Why Everyone Should Care about the DIA

The Rivera Court, Detroit Institute of Arts
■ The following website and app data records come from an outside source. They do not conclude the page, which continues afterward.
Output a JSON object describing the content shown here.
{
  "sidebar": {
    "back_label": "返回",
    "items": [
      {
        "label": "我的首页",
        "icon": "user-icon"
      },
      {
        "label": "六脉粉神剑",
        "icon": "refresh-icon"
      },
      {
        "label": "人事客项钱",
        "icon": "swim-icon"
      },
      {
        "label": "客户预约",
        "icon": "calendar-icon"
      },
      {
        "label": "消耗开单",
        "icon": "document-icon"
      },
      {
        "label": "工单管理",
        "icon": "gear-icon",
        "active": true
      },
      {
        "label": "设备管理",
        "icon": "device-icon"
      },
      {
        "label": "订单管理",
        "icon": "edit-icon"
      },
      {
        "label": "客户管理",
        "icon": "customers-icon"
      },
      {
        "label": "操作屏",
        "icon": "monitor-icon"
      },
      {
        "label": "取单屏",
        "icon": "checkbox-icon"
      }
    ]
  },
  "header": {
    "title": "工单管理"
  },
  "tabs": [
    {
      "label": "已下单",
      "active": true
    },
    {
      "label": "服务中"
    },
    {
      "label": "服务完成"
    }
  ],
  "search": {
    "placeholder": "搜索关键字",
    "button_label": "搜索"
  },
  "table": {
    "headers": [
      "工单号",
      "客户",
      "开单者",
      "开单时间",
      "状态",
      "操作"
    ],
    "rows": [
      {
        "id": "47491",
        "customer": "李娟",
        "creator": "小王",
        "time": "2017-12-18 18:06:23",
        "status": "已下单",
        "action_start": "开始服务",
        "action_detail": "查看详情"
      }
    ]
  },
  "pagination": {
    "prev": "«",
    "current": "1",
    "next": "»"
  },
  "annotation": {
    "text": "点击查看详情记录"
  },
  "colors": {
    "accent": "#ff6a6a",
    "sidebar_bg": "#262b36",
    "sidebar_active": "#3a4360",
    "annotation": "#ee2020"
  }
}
The remaining posts in my three-part series on the sculpture of Richard Artshwager are still forthcoming, but I wanted to take the opportunity to do a quick post about something a bit broader than my usual discussions of sculptural things, about an issue that everyone and anyone even mildly interested in art should care about: the move by Kevyn Orr, the appointed emergency city manager of Detroit, to hire Christie’s auction house to appraise the collection of the Detroit Institute of Arts in advance of a possible sale to help offset the massive municipal debt that led to the city recently declaring bankruptcy. Actually, let me revise that statement, the controversy brewing around the possible liquidation of DIA’s collection is an issue that reaches far beyond bleeding heart arts supporters or so called liberal-elites. The implications of such a move speak to much more than just local politics or the politics of publicly-funded arts institutions. Selling the DIA’s collections, which will probably be valued in the billions, would only be a quick fix to a complex problem, and the result would be a greater, irreversible impoverishment of the city of the Detroit. Continue reading “Why Everyone Should Care about the DIA”